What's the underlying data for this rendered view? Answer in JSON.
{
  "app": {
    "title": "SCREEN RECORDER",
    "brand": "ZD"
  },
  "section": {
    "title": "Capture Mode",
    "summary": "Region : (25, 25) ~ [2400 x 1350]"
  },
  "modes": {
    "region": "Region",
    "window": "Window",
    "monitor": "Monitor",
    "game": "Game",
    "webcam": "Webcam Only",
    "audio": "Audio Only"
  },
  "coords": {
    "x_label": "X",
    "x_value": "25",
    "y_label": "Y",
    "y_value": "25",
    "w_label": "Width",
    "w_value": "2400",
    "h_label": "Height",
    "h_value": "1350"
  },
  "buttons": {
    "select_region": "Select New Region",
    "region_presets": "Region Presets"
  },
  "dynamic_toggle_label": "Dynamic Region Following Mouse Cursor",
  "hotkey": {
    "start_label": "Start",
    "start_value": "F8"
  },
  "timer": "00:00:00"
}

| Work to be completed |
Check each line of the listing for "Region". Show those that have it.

| Exercise answer |
    "summary": "Region : (25, 25) ~ [2400 x 1350]"
    "region": "Region",
    "select_region": "Select New Region",
    "region_presets": "Region Presets"
  "dynamic_toggle_label": "Dynamic Region Following Mouse Cursor",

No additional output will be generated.